Federal Court Clarifies Cost Awards

Federal Court Clarifies Cost Awards

Apotex Inc. v. H. Lundbeck A/S [2013 FC 1188]


Apotex was the losing party in an impeachment trial of Lundbeck’s Canadian Patent 1,339,452 in which Lundbeck launched a counterclaim of infringement. Apotex was ordered to pay by way of an accounting of profits $1,410,906.21 and $304,177.38. A decision on costs was reserved. Apotex and Lundbeck now dispute how costs should be calculated, Apotex stating that costs should be awarded in accordance with mid-level Column IV and that there should be no doubling due to the settlement offer.



Rule 400 of the Federal Courts Rules provide the court with absolute discretion with respect to costs.


There was no divided success, Lundbeck was just less successful than they would have hoped. As a result it is appropriate to award costs on the high-end of Column IV.


Offers to settle are dealt with by Rule 419 of the Federal Courts Rules. An offer was made by Lundbeck that would have had both parties cease litigation with each paying their own costs. Where a plaintiff makes a written offer to settle and obtains a judgment at least as favourable as the terms of the offer they are entitled to party-and-party costs doubled up from the date of the offer.[13]


The offer, not accepted by Apotex, was not a unilateral discontinuance. Despite Rule 420 speaking to double costs until judgment, the Court only awarded double costs up to the date of close of argument.


The tariff is not intended to make a party whole with respect to counsels costs. The court notes “Big Pharma is big business, and big litigation is part of that business”.[24] It has not been court practice to award fees for a second junior counsel and so the Judge declines to do so here.


No disbursements are allowed for those who do not testify. In-house counsel and directors are not entitled to have their costs covered where they do not testify.

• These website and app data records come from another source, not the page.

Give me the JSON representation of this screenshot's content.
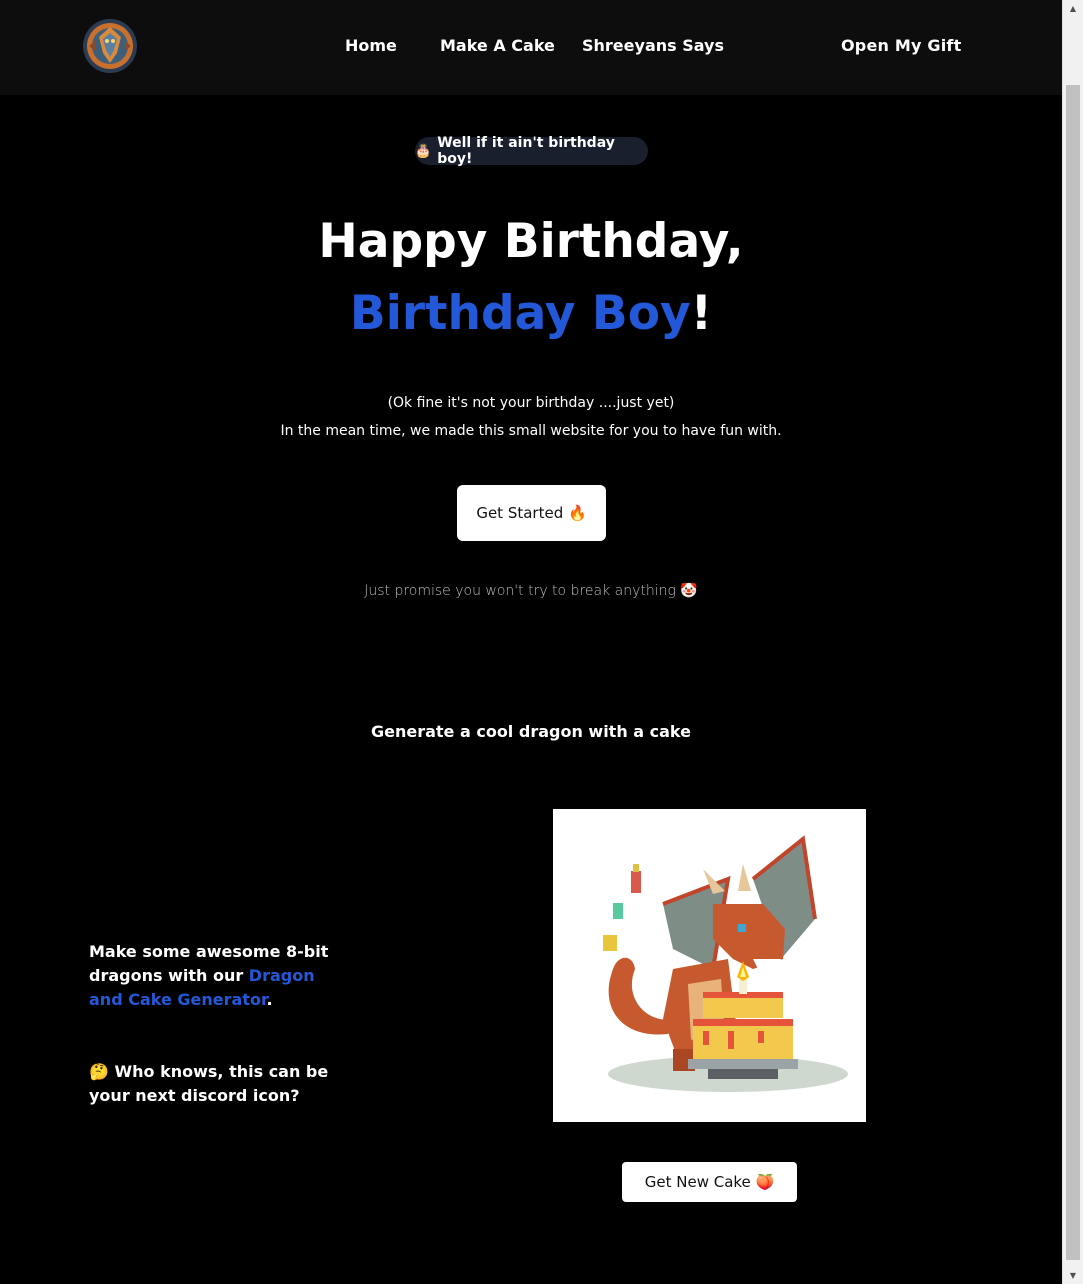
{
  "nav": {
    "logo_alt": "dragon-logo",
    "links": [
      {
        "label": "Home"
      },
      {
        "label": "Make A Cake"
      },
      {
        "label": "Shreeyans Says"
      }
    ],
    "gift_label": "Open My Gift"
  },
  "hero": {
    "pill_emoji": "🎂",
    "pill_text": "Well if it ain't birthday boy!",
    "title_line1": "Happy Birthday,",
    "title_highlight": "Birthday Boy",
    "title_suffix": "!",
    "subtitle1": "(Ok fine it's not your birthday ....just yet)",
    "subtitle2": "In the mean time, we made this small website for you to have fun with.",
    "cta_label": "Get Started 🔥",
    "promise": "Just promise you won't try to break anything 🤡"
  },
  "generator": {
    "heading": "Generate a cool dragon with a cake",
    "desc_prefix": "Make some awesome 8-bit dragons with our ",
    "desc_link": "Dragon and Cake Generator",
    "desc_suffix": ".",
    "discord_note": "🤔 Who knows, this can be your next discord icon?",
    "button_label": "Get New Cake 🍑"
  },
  "colors": {
    "accent": "#2359d9",
    "background": "#000000",
    "nav_background": "#0d0d0e"
  }
}
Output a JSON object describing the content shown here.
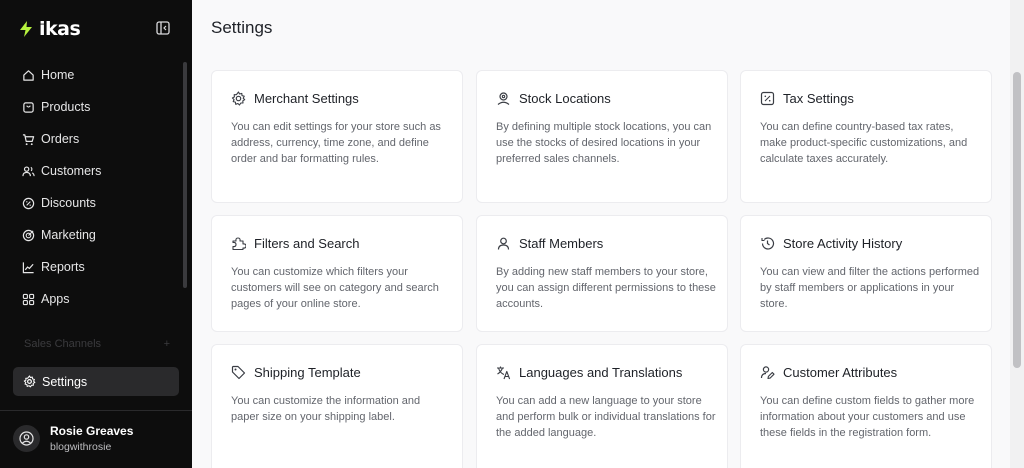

Reasonable disbursements for fact and expert witnesses were allowed.


Disbursements for in court stenography were allowed.[38]


The fees on the motion were dealt with and were not doubled up.